What you’ll need for this dish are some vibrant late summer vegetables.
The bounty of colorful summer vegetables still available this time of year is astounding. Santa Barbara is definitely experiencing an Indian Summer with daily October temperatures in the 80’s. Seeing that this summer was basically nonexistent, having had the coldest summer in 77 years, we’ll take it.
Clean and trim the vegetables, then run them through a mandoline.
I kept the thickness of each vegetable close to or just under a 1/4 inch, so that each vegetable could hold up to grilling. Nothing is worse than coming back to the grill and finding your precious dinner half burned away and half stuck to the grill because it’s integrity was compromised by being too thin. I recommend using a mandoline over a knife so you can get more uniform slices and get through all the vegetables quickly. I used my OXO Stainless Steel Mandoline from Sur La Table (http://www.surlatable.com/home.do).
After slicing the vegetables, lay them on salted paper towels and sprinkle with more sea salt. Allow to sit and sweat for 10-12 minutes. The salt draws out some of the bitterness associated with nightshades and sometimes seen in older squash. This is the perfect time to heat up your grill. Make sure that the surfaces are clean and then oil with canola oil.
Once the vegetables have sweated, blot with paper towels to remove the excess moisture. Into a mixing bowl, add the individual vegetable with lemon thyme and olive oil, then place onto the hot grill. Surprisingly, it took about 15 minutes for each vegetable to grill to the appropriate softness. Set aside and allow to cool to room temperature while you finish grilling the rest.

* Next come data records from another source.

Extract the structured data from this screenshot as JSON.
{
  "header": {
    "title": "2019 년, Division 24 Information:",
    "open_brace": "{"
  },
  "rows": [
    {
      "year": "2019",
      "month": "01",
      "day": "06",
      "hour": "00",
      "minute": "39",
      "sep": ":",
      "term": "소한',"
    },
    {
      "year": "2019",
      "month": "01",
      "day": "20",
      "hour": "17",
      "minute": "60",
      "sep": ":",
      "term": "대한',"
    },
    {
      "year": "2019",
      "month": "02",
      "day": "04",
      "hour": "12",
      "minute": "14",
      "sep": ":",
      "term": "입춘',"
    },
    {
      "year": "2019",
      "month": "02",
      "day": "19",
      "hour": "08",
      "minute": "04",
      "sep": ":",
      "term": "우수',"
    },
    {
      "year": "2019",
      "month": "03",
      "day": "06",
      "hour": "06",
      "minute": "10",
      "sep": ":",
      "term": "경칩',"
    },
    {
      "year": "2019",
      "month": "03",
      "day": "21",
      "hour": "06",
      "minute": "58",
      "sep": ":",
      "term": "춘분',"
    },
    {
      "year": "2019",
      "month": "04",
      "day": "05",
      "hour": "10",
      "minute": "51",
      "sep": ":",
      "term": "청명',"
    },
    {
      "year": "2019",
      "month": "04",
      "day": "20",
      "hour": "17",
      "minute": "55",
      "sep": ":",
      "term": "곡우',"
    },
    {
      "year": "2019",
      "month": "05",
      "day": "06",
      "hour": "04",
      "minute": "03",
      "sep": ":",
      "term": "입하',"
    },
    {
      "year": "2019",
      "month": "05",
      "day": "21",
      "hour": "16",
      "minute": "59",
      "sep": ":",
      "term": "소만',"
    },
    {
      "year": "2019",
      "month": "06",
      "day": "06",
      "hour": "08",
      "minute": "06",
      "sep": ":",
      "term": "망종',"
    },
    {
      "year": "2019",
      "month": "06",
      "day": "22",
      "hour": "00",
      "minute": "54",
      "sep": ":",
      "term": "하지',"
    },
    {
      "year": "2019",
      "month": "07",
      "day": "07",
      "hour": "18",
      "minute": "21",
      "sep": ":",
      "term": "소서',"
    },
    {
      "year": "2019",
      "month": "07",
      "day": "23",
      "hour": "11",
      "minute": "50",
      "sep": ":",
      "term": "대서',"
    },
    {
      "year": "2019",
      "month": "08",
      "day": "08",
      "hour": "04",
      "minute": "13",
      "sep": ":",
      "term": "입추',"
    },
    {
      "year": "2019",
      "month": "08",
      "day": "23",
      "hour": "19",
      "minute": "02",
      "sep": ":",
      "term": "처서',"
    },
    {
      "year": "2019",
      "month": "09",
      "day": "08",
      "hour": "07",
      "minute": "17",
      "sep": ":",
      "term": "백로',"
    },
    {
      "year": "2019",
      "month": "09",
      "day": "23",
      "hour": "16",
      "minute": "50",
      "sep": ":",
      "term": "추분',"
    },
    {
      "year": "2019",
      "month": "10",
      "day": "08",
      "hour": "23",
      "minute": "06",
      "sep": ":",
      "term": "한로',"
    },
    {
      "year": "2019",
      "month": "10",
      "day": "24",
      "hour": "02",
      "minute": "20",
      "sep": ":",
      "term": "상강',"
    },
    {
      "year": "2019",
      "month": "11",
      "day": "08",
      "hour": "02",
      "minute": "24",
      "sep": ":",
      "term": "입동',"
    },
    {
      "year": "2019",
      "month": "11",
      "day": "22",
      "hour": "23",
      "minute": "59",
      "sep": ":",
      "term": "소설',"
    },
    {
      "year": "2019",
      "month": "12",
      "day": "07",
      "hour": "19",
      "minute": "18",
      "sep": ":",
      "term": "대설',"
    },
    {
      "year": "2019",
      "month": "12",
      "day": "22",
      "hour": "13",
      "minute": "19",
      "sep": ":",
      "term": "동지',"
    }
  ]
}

Do not however grill the heirloom tomatoes, they are the ideal texture as is.
After everything is grilled, the stacking can begin!
start with a hearty piece of orange bell pepper as your foundation
the fresh summer zucchini was the only vegetable not close in relative size as the other vegetables, but they can easily be layered in a spiral formation so to fill in the same amount of space as the other vegetables
if you didn’t have access to the wide patty pan squash, then use the yellow italian summer squash and just layer as you did with the zucchini above
the sweet grilled onions are next
a stunning slice of heirloom tomato
then the eggplant
and top with a red bell pepper. Now you could stop the stacking at this point and drizzle with the vinaigrette and serve…or you can keep going! Following the same pattern as the first, layer yet another piece of each vegetable until you get…
If you wanted you could use a cylindrical mold so to avoid the leaning effect, i think it’s rustic to allow it to stand on its natural accord. The entire tower is drizzled with delicious vinaigrette whose base is your standard balsamic. One part balsamic, three parts olive oil, 2 cloves garlic crushed and two teaspoons of fresh lemon thyme. After a good mixing I actually placed the metal mixing bowl into a 400 degree oven for 2 minutes. The heat warmed the sharp bitterness out of the garlic and adds a nice warm touch to the salad.
If there are left overs, chop roughly and place on toasted baguette with some parm and olive oil. If its morning time, poach an egg and place it on top and you’ve got a lovely Provencal breakfast.